== Segment start ==
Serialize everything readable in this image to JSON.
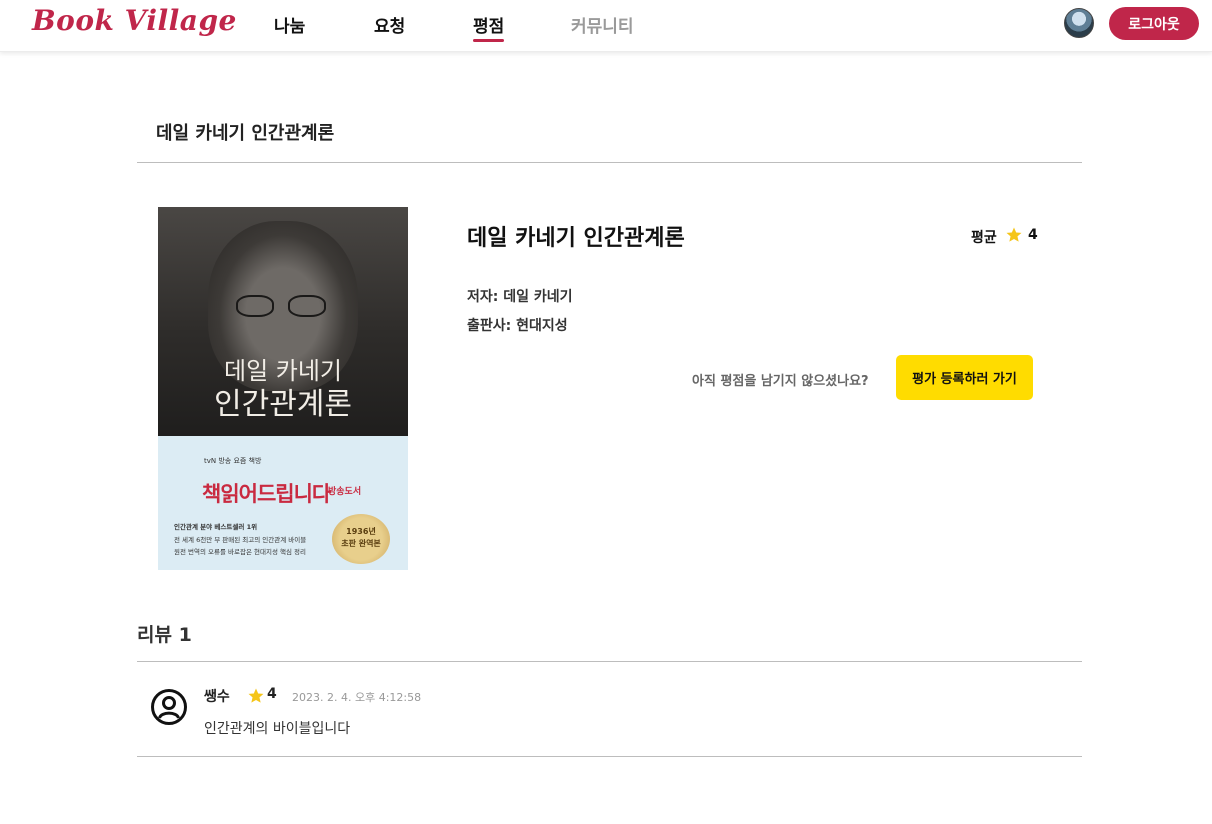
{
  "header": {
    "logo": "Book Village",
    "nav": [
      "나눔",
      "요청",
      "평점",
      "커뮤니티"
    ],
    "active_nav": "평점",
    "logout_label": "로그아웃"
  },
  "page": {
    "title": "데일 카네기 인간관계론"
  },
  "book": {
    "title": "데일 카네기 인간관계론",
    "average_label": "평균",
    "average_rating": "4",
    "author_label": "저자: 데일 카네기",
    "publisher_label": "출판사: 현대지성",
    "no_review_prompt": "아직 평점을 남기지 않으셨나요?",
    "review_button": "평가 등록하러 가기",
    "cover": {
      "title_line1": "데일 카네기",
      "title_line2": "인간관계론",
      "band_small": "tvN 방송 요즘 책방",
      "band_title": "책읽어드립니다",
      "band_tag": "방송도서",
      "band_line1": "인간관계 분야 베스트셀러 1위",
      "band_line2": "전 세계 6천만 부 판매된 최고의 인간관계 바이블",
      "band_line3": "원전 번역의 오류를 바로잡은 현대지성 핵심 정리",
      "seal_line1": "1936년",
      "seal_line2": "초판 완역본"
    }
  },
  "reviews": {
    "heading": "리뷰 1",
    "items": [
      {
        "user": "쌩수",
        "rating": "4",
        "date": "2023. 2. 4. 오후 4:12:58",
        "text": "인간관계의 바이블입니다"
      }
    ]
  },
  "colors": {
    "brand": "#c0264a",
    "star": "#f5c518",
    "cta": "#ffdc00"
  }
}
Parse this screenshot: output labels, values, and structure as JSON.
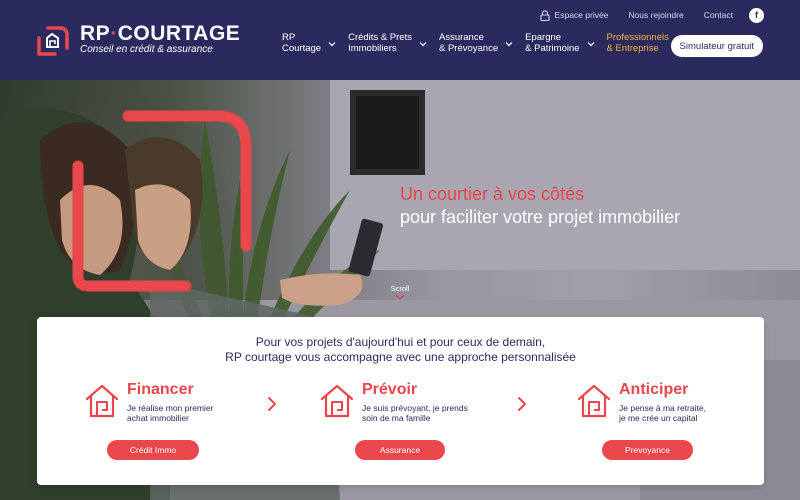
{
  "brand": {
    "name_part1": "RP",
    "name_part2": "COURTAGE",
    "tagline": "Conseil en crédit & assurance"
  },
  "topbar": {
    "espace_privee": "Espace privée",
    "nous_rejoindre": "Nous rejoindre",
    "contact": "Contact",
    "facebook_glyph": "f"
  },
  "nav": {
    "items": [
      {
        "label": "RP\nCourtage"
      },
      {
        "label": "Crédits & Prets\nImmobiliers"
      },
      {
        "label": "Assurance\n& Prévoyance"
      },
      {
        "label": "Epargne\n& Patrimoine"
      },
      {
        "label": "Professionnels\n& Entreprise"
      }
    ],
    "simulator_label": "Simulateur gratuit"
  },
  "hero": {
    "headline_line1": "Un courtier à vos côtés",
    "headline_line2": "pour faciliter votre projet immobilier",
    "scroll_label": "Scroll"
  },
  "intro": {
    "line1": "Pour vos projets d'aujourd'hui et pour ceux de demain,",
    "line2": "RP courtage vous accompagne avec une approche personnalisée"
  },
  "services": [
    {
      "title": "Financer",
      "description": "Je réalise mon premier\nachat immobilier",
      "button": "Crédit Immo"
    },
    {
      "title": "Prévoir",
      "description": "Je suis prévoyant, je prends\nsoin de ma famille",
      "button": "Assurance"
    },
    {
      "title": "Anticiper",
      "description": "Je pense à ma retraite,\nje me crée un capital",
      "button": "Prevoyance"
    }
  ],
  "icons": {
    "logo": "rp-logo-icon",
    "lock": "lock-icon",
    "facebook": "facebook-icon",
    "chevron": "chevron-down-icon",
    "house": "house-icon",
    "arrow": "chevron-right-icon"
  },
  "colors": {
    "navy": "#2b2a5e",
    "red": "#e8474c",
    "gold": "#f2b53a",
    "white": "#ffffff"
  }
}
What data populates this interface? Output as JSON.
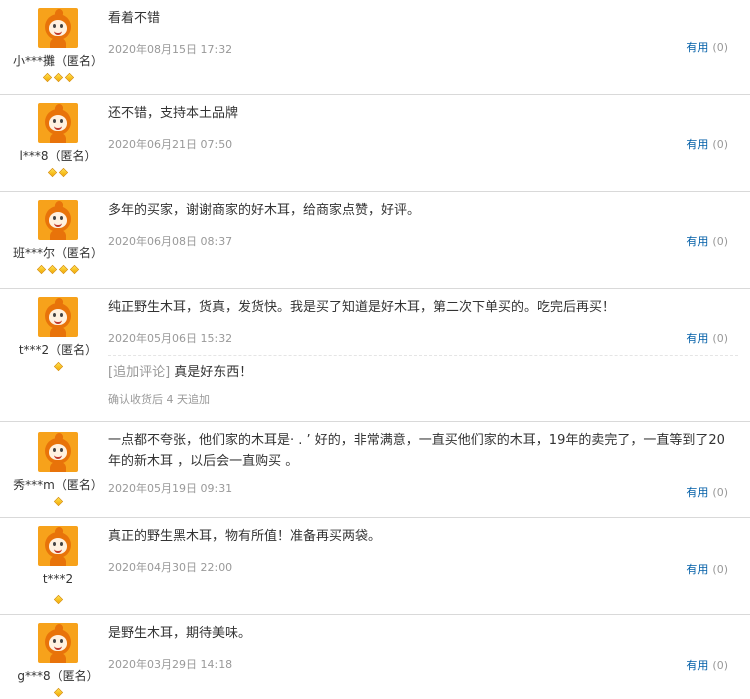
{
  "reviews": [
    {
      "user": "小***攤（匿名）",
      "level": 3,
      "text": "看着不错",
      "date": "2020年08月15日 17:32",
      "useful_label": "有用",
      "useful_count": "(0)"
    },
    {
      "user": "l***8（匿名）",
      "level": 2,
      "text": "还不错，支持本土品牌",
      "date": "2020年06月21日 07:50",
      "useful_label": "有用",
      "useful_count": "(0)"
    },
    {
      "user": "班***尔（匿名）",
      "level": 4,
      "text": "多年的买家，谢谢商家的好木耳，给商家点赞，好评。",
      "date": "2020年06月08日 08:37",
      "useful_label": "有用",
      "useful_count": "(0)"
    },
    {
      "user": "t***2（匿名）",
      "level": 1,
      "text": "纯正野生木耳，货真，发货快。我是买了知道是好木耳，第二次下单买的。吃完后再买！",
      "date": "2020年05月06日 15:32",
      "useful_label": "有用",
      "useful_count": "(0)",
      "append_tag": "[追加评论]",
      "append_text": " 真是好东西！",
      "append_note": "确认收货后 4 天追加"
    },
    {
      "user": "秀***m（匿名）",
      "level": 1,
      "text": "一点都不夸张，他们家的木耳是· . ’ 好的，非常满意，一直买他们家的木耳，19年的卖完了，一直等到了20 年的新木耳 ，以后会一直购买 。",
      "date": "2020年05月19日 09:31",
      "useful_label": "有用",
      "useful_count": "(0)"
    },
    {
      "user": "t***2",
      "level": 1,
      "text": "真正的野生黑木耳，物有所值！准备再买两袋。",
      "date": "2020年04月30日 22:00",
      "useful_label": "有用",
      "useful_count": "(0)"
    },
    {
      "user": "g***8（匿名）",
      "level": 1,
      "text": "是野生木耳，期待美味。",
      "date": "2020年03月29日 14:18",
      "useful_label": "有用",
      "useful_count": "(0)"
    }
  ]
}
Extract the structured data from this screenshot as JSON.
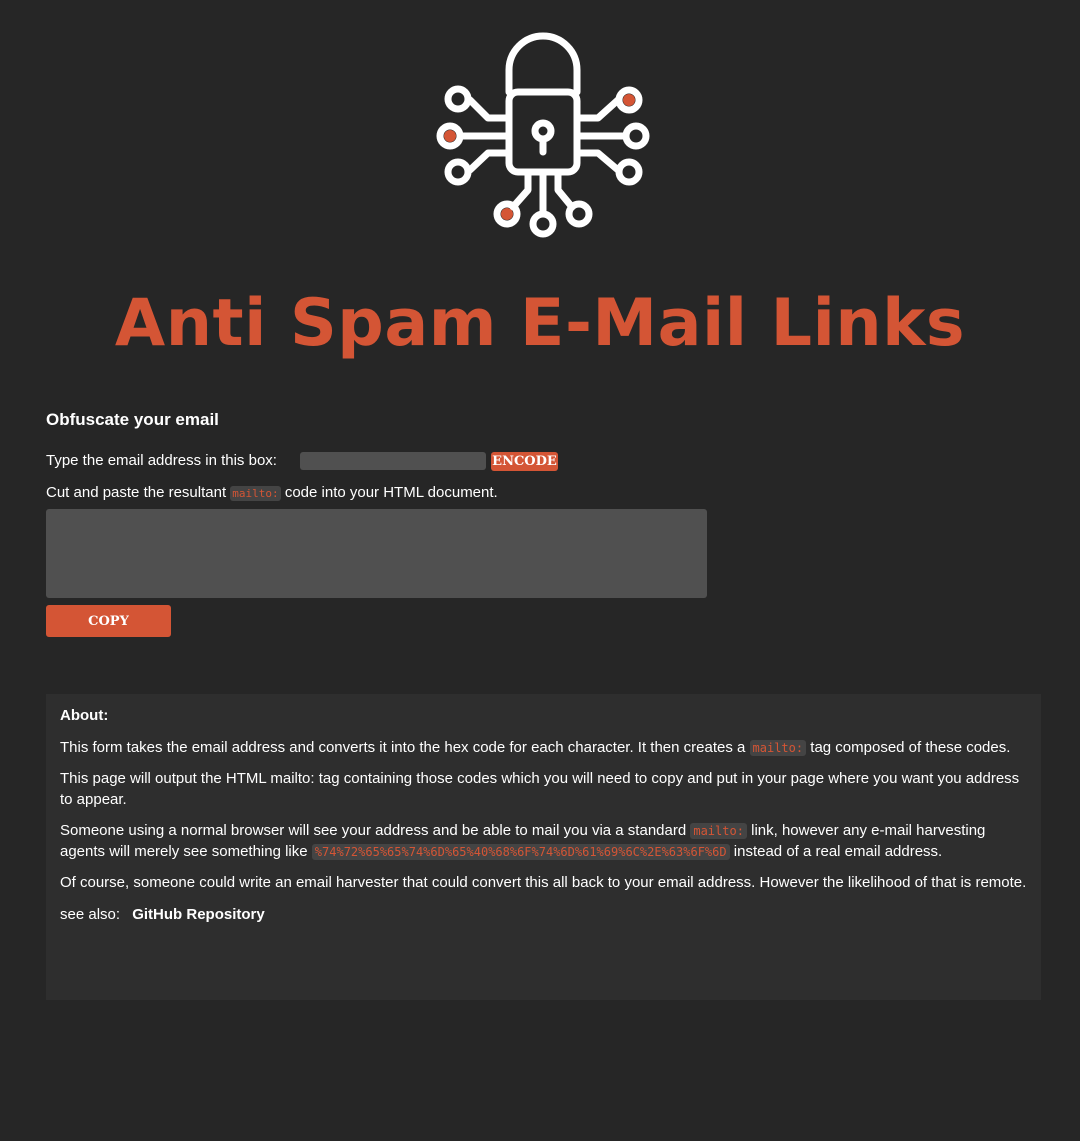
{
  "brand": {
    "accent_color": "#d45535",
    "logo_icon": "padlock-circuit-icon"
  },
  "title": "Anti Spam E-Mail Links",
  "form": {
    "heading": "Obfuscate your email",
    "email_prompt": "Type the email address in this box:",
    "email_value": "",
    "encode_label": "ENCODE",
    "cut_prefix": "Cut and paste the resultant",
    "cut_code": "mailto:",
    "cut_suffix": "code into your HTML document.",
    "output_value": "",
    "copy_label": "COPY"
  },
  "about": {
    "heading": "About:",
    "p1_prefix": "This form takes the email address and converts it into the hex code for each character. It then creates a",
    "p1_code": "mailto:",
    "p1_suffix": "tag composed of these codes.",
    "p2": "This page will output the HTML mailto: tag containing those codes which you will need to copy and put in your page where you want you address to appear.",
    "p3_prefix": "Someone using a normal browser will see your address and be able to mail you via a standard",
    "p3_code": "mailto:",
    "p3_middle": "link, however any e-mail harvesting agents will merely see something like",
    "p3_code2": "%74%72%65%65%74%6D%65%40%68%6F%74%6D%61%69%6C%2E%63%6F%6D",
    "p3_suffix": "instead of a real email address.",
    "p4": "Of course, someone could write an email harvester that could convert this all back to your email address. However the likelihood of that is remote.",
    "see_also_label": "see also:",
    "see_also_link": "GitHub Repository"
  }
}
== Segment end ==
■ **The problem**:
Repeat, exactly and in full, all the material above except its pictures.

■ **Answer box**:
Serialize everything readable in this image to JSON.
{
  "header": {
    "logo": "Book Village",
    "nav": [
      "나눔",
      "요청",
      "평점",
      "커뮤니티"
    ],
    "active_nav": "평점",
    "logout_label": "로그아웃"
  },
  "page": {
    "title": "데일 카네기 인간관계론"
  },
  "book": {
    "title": "데일 카네기 인간관계론",
    "average_label": "평균",
    "average_rating": "4",
    "author_label": "저자: 데일 카네기",
    "publisher_label": "출판사: 현대지성",
    "no_review_prompt": "아직 평점을 남기지 않으셨나요?",
    "review_button": "평가 등록하러 가기",
    "cover": {
      "title_line1": "데일 카네기",
      "title_line2": "인간관계론",
      "band_small": "tvN 방송 요즘 책방",
      "band_title": "책읽어드립니다",
      "band_tag": "방송도서",
      "band_line1": "인간관계 분야 베스트셀러 1위",
      "band_line2": "전 세계 6천만 부 판매된 최고의 인간관계 바이블",
      "band_line3": "원전 번역의 오류를 바로잡은 현대지성 핵심 정리",
      "seal_line1": "1936년",
      "seal_line2": "초판 완역본"
    }
  },
  "reviews": {
    "heading": "리뷰 1",
    "items": [
      {
        "user": "쌩수",
        "rating": "4",
        "date": "2023. 2. 4. 오후 4:12:58",
        "text": "인간관계의 바이블입니다"
      }
    ]
  },
  "colors": {
    "brand": "#c0264a",
    "star": "#f5c518",
    "cta": "#ffdc00"
  }
}
Parse this screenshot: output labels, values, and structure as JSON.
{
  "brand": {
    "name_part1": "RP",
    "name_part2": "COURTAGE",
    "tagline": "Conseil en crédit & assurance"
  },
  "topbar": {
    "espace_privee": "Espace privée",
    "nous_rejoindre": "Nous rejoindre",
    "contact": "Contact",
    "facebook_glyph": "f"
  },
  "nav": {
    "items": [
      {
        "label": "RP\nCourtage"
      },
      {
        "label": "Crédits & Prets\nImmobiliers"
      },
      {
        "label": "Assurance\n& Prévoyance"
      },
      {
        "label": "Epargne\n& Patrimoine"
      },
      {
        "label": "Professionnels\n& Entreprise"
      }
    ],
    "simulator_label": "Simulateur gratuit"
  },
  "hero": {
    "headline_line1": "Un courtier à vos côtés",
    "headline_line2": "pour faciliter votre projet immobilier",
    "scroll_label": "Scroll"
  },
  "intro": {
    "line1": "Pour vos projets d'aujourd'hui et pour ceux de demain,",
    "line2": "RP courtage vous accompagne avec une approche personnalisée"
  },
  "services": [
    {
      "title": "Financer",
      "description": "Je réalise mon premier\nachat immobilier",
      "button": "Crédit Immo"
    },
    {
      "title": "Prévoir",
      "description": "Je suis prévoyant, je prends\nsoin de ma famille",
      "button": "Assurance"
    },
    {
      "title": "Anticiper",
      "description": "Je pense à ma retraite,\nje me crée un capital",
      "button": "Prevoyance"
    }
  ],
  "icons": {
    "logo": "rp-logo-icon",
    "lock": "lock-icon",
    "facebook": "facebook-icon",
    "chevron": "chevron-down-icon",
    "house": "house-icon",
    "arrow": "chevron-right-icon"
  },
  "colors": {
    "navy": "#2b2a5e",
    "red": "#e8474c",
    "gold": "#f2b53a",
    "white": "#ffffff"
  }
}
What data populates this interface? Output as JSON.
{
  "reviews": [
    {
      "user": "小***攤（匿名）",
      "level": 3,
      "text": "看着不错",
      "date": "2020年08月15日 17:32",
      "useful_label": "有用",
      "useful_count": "(0)"
    },
    {
      "user": "l***8（匿名）",
      "level": 2,
      "text": "还不错，支持本土品牌",
      "date": "2020年06月21日 07:50",
      "useful_label": "有用",
      "useful_count": "(0)"
    },
    {
      "user": "班***尔（匿名）",
      "level": 4,
      "text": "多年的买家，谢谢商家的好木耳，给商家点赞，好评。",
      "date": "2020年06月08日 08:37",
      "useful_label": "有用",
      "useful_count": "(0)"
    },
    {
      "user": "t***2（匿名）",
      "level": 1,
      "text": "纯正野生木耳，货真，发货快。我是买了知道是好木耳，第二次下单买的。吃完后再买！",
      "date": "2020年05月06日 15:32",
      "useful_label": "有用",
      "useful_count": "(0)",
      "append_tag": "[追加评论]",
      "append_text": " 真是好东西！",
      "append_note": "确认收货后 4 天追加"
    },
    {
      "user": "秀***m（匿名）",
      "level": 1,
      "text": "一点都不夸张，他们家的木耳是· . ’ 好的，非常满意，一直买他们家的木耳，19年的卖完了，一直等到了20 年的新木耳 ，以后会一直购买 。",
      "date": "2020年05月19日 09:31",
      "useful_label": "有用",
      "useful_count": "(0)"
    },
    {
      "user": "t***2",
      "level": 1,
      "text": "真正的野生黑木耳，物有所值！准备再买两袋。",
      "date": "2020年04月30日 22:00",
      "useful_label": "有用",
      "useful_count": "(0)"
    },
    {
      "user": "g***8（匿名）",
      "level": 1,
      "text": "是野生木耳，期待美味。",
      "date": "2020年03月29日 14:18",
      "useful_label": "有用",
      "useful_count": "(0)"
    }
  ]
}
Extract the structured data from this screenshot as JSON.
{
  "brand": {
    "accent_color": "#d45535",
    "logo_icon": "padlock-circuit-icon"
  },
  "title": "Anti Spam E-Mail Links",
  "form": {
    "heading": "Obfuscate your email",
    "email_prompt": "Type the email address in this box:",
    "email_value": "",
    "encode_label": "ENCODE",
    "cut_prefix": "Cut and paste the resultant",
    "cut_code": "mailto:",
    "cut_suffix": "code into your HTML document.",
    "output_value": "",
    "copy_label": "COPY"
  },
  "about": {
    "heading": "About:",
    "p1_prefix": "This form takes the email address and converts it into the hex code for each character. It then creates a",
    "p1_code": "mailto:",
    "p1_suffix": "tag composed of these codes.",
    "p2": "This page will output the HTML mailto: tag containing those codes which you will need to copy and put in your page where you want you address to appear.",
    "p3_prefix": "Someone using a normal browser will see your address and be able to mail you via a standard",
    "p3_code": "mailto:",
    "p3_middle": "link, however any e-mail harvesting agents will merely see something like",
    "p3_code2": "%74%72%65%65%74%6D%65%40%68%6F%74%6D%61%69%6C%2E%63%6F%6D",
    "p3_suffix": "instead of a real email address.",
    "p4": "Of course, someone could write an email harvester that could convert this all back to your email address. However the likelihood of that is remote.",
    "see_also_label": "see also:",
    "see_also_link": "GitHub Repository"
  }
}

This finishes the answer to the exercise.